Similarly, an American English speaker will pronounce the phonogram OR with an audible consonant sound of R in the end (this is called a rhotic pronunciation). Most British English speakers will pronounce it without the consonant sound (non-rhotic).
However, once students from either country have learned the sound this phonogram represents in their speech, they will be able to apply it easily to decode and spell words like for, order, and north. It doesn’t matter that they pronounce it differently from each other; the phonogram works in both dialects.
So learning the phonograms and rules is unquestionably useful for all English speakers. The vast majority of English words are spelled and pronounced in ways that follow the phonograms and spelling rules across the English-speaking world. Once you learn the sound a phonogram represents in your speech, you can use that phonogram to read words.

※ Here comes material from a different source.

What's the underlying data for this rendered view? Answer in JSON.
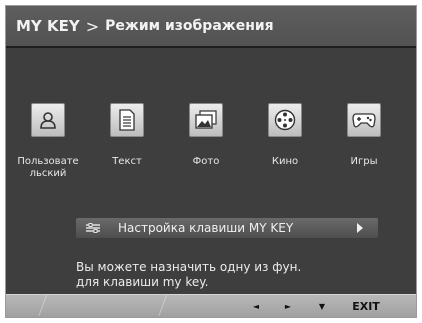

Spelling differences that exist
While pronunciation of some sounds, especially the vowels, varies a bit by region, in most cases the spellings of English words generally do not.
A small percentage of English words are not spelled the same everywhere. However, in most of these cases phonograms and rules still apply! The differences in UK and US Spelling generally fall into the following five categories:
1. Spellings where the two variants follow the spelling rules, but in a different way. For example, the phonograms AY and EY both say /ā/. Both gray and grey are phonetic, regular ways of spelling this word. Similarly, spellings like center and theater follow the rules, using the phonogram ER to spell the /er/ at the end. However, centre and theatre follow the rules as well; in English we sometimes add an E because every syllable must have a written vowel, as in table, purple, or acre. Both spellings follow the phonograms and rules.
2. Words that make use of a French phonogram in UK English but that use an Anglicized spelling of the same sound in US English.
- OUR saying /er/: color/colour, harbor/harbour, favor/favour, etc.
- QUE saying /k/: check/cheque, mask/masque (note that while these particular words differ between regions, most words ending in the advanced sound of QU, /k/, are French loan words that are spelled the same way in US and UK English. Antique, unique, critique
3. Different pronunciations of the same spelling that follow the rules in a different way.
- For example, the syllable stress or syllable breaks might differ and the vowel might say a different sound. For example, oregano: In US English, the second vowel is stressed, closed syllable; the vowel is short. The third syllable says a schwa sound: /ō rĕg ɘ nō/. For some British speakers, the third syllable is stressed; the second syllable is open and pronounced as a schwa: /ō rə gä nō/.
- Or a different rule might apply. For example, compost is spelled the same in the U.S. and the U.K., but the U.S. pronounces the second O as long, while in the U.K. it is short. Both pronunciations follow Spelling Rule 8: “I or O may say /ī/ or /ō/ before two consonants.” Just as wind is pronounced with a short I as a noun and a long I as a verb, both pronunciations of compost follow the rules.
- One common one: British English uses a broad A sound in a closed syllable in many words where a short A is used in U.S. English. Bath, wrath, cast, fast, glass, glance.
4. Spellings where one system’s standard spelling follows the spelling rules and phonograms, and the other contains an exception. (For some of these spellings, both variants are used on both sides of the Atlantic but one is more common in US English and one in UK English. For other words, only one is recognized as a standard spelling in each region.)
- canceled/cancelled (both are phonetic, but the first follows the standard suffixing rules while the second does not)
5. Different spellings that reflect differences in pronunciation. These are rare. Aluminium
Teach the spellings and pronunciations your students use
Logic of English pronunciation guides, such as what you'll find on our online Phonogram Cart or on the the backs of our Basic Phonogram Flash Cards, use sample words. This is intentional: the goal is not that students learn to pronounce the sounds the way we do, but that they learn the the sound that each phonogram represents in their own speech. So the teacher should use the sample word as the guide for how to pronounce each sound.
Similarly, if you live in a country that spells certain words differently than we do (we are in the U.S.), or if there are words that you stress on a different syllable or pronounce differently in some other way, you can simply teach the words and analyze rules as they apply where you live.